Responding to these petitions President Cleveland on September 28, 1893, issued a proclamation (a copy of which may be seen in Appendix A) establishing the Cascade Range Forest Reserve. In his annual report for 1894 Secretary of the Interior Hoke Smith described the reserve:
The Cascade Range Forest Reserve, Oregon, runs across the State from north to south, embracing the crest of the Cascade Range, including at either end Mount Hood and Crater Lake. The reservation is 234 miles long, with an average width of 30 miles. The area is 7,020 square miles, or 4,492,800 acres. The summit of the Cascade Mountains embraces a narrow strip of land, the altitude ranging from 6,000 to 12,000 feet. Dense forests of very fine timber cover nearly the entire tract. Snow falls to a great depth, remaining until late in the summer, and in some places snow-capped mountains are to be seen the year round. This range can be properly called the watershed of the Pacific coast, and is the source of thousands of small streams tributary to larger ones.
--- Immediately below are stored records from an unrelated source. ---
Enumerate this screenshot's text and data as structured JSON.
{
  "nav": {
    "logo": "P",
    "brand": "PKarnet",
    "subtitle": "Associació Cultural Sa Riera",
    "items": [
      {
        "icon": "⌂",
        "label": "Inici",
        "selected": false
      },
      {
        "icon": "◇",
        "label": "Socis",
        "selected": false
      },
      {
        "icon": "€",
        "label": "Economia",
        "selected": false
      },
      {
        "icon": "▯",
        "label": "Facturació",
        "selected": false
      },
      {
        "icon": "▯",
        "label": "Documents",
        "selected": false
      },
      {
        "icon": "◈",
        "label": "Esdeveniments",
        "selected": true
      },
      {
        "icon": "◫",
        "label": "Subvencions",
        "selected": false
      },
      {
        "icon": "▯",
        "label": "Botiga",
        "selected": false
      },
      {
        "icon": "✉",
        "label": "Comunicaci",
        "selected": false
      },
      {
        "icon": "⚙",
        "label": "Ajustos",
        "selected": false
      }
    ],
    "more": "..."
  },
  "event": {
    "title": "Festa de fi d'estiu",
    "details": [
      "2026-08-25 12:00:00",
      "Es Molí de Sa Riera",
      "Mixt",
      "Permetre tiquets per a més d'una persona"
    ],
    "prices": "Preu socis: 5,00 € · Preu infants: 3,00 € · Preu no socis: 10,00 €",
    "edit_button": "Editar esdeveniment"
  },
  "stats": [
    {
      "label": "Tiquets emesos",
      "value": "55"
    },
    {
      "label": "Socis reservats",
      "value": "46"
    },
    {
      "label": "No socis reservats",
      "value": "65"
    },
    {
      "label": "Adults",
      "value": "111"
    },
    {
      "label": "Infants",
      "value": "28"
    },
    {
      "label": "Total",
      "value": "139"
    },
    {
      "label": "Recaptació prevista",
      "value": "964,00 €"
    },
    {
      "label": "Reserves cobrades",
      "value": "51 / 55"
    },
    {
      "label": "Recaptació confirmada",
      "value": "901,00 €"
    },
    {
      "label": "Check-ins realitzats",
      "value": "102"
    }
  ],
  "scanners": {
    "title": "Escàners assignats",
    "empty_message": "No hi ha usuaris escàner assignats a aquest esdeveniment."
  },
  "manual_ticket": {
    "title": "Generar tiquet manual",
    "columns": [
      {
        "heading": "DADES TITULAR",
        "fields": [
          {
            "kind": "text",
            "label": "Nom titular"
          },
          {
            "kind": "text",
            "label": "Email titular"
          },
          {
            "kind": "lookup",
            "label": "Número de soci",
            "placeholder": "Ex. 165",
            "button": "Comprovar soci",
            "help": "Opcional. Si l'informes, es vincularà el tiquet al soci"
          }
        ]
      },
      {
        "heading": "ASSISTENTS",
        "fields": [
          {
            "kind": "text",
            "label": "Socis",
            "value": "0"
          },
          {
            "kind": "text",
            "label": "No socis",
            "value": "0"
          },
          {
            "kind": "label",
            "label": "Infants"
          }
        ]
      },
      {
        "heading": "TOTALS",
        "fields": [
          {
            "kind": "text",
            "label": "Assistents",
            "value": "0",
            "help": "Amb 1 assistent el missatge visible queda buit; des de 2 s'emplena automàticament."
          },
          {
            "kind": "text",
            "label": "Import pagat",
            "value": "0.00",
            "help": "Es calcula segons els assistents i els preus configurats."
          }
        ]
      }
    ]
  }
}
The principal rivers whose head waters are in this reserve are Hood River, Molalla River, the Mckenzie Fork, Middle Fork and Coast Fork of the Willamette River, Metolins River, Deschutes River, Forks of the Umpqua River, Rogue River, and Klamath River from Klamath Lake. There are also numerous lakes and points of interest in the reservation.
This reserve, as stated above, embraces Mount Hood and Crater Lake, points of interest to tourists and others, and which had previously been petitioned for as separate reservations. The reserve was created upon petitions presented by citizens of Portland and of the localities directly affected. 
In the same report Smith went on to describe the problems of inadequate appropriations for the reserves. The lack of funds was having a deleterious effect on the policing and protection of the natural resources in the reserves. He observed:
Small appropriations for special agents have thus far made it impossible to detail any of them for the protection of the public forest reserves that have been from time to time created by Presidential proclamation, and which now include some 17,000,000 acres of land. Practically this great mass of reserved lands of this kind are no more protected by the Government than are the unreserved lands of the United States, the sole difference being that they are not subject to entry or other disposal under the public-land laws. Under date of May 12, 1894, this office, with the approval of the Secretary, issued a public notice for posting throughout the forest reserves, calling the attention of the public to the fact that the lands included therein were in a state of reservation, and warning the public against setting fire to the forests or otherwise injuring them, and requesting its aid in checking this evil.
As indicative of the spirit of lawlessness prevailing among those depredating upon these lands, it is significant that, soon after these notices were posted, upon at least one reservation one-half of them were torn down and destroyed. In view of such action, it seems imperative that Congress should appropriate sufficient money to place at least one superintendent upon each of these reservations, and upon the larger ones to provide him with a sufficient number of assistants to enable him to see that the laws and regulations of this Department are respected and that public property shall not be wantonly destroyed. That such action is that of only a few, who are desirous of furthering their personal ends, is apparent from the number of memorials from State legislatures, petitions of governors, and other State officials, State forestry associations, as well as the American Forestry Association, proposing additional forest reserves and laying out their boundaries, with cogent reasons for their establishment. But again, owing to the limited force of special agents, it is ordinarily impossible for this office to detail any of them to make the examinations of the proposed reservations, which are necessary, prior to creating them.